How do you market to this group? By understanding their needs. Cheaper bikes are something this age category are already familiar with. Craigslist has played a vital role in getting many college aged kids on decent, used bicycles at a price they can afford. Having unsanctioned events where there are no licenses or fees involved is another way to peek the interest of this group. No charity rides, no critical mass rides, just fun races and events where young people can compete but are not tied to a charity or a cause. Most young people this age do not have strong opinions about things, and generally stray away from taking sides on any issue. Along with the already required driver's ed, young people should also have the option of taking a vehicular cycling class, and the program should be offered along with driver's ed. Education at this level is probably the most important step. We need to teach young people that riding a bicycle is allowed on the roads, and that they have every right to be there as someone driving a car without having to fear for their safety. Lastly, it needs to be the cool thing to do. Athletes such as Lebron James and Kevin Durant have been open about using cycling as a means of cross training for their basketball games. I give Lebron major props for riding his bike to a lot of his home games.

Who is currently looking out for the 18-25 year olds and influencing their choice to ride a bike? Enter the hipster trend. Riding for fashion, rather than for sport, recreation or transportation. Most young people around this age group do not identify with the fashion trends and attitudes that are promoted by the hipster, yet many of them see no other group taking a lead for their interests. A few years from now many will associate cycling with an ironic looking character mounted on a fixed gear bicycle. And that's sad really, because cycling is about as normal an activity as it gets, that  is for normal people and not for a confused, spoiled, misguided and elitist fringe of society that cannot speak for youth in general.

When I was growing up I used to get together with friends to go play basketball and soccer games. It would be really cool to see kids and young adults getting together for bike rides. That's something I have not had the opportunity to see happen in my area. I cringe thinking about going to one of the local group rides that are offered near my area. I either have to ride at a 20mph pace or I'm stuck in a group of old frumpy people on hybrids.

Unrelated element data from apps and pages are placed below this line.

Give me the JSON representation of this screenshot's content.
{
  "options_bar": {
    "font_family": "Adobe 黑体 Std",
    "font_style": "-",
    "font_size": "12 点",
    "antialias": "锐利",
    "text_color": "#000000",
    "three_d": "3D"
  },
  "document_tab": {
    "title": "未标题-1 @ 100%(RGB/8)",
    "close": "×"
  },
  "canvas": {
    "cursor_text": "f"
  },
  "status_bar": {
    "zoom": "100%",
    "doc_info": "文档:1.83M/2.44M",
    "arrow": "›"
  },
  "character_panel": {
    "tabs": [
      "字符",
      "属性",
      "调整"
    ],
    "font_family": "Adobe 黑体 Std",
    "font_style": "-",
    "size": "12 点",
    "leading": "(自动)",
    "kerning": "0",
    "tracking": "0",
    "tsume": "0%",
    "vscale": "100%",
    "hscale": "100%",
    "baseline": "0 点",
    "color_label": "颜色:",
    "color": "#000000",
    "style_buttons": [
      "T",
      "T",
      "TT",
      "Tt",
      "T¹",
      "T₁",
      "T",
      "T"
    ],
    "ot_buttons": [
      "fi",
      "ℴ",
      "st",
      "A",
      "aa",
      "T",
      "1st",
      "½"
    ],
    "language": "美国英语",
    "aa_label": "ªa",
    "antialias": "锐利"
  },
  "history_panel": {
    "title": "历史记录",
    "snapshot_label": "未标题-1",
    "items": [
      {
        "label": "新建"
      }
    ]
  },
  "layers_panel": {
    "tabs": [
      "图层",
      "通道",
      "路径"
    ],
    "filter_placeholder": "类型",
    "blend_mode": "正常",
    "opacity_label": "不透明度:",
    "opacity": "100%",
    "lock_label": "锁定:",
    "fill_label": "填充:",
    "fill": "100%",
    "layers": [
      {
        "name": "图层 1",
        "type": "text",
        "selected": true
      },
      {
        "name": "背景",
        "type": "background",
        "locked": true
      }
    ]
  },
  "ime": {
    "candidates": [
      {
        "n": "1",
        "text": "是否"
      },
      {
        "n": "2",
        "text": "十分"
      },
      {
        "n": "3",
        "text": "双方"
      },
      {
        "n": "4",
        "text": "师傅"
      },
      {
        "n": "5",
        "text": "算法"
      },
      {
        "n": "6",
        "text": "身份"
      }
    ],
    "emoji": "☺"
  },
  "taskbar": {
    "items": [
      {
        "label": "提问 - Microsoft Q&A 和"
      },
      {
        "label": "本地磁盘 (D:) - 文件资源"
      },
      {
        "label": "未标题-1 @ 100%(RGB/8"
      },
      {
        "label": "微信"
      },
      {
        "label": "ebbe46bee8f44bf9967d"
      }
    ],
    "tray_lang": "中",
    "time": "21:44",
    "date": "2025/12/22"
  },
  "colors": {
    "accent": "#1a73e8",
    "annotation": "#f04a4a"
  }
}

I'm yearning for the cycling scene to change. Please, if you are a young person reading this and think cycling might be the thing for you, don't hesitate to try it out and get your friends involved to.

1 comment:

  1. Good solid opinion Johnny. There are dozens of reasons young people don't ride bikes in America. I was fortunate to live in Minneapolis the past 20 years where there is no urban area like it for bicycling in the States. Of course there is no place like Portland Or. either. What makes these places virbrant is a sense of place. When every suburb from California to Virginia looks the same, and urban decay is the norm, most people have very poor concepts of the places they live. Oh, I also grew up in Indianapolis. In an era when neighborhoods were kinda rough and places to go were far and nothing in between. That did not stop me from bike riding at the tender age of 12-20. And then hardly anyone rode. It's the same story, just a different place.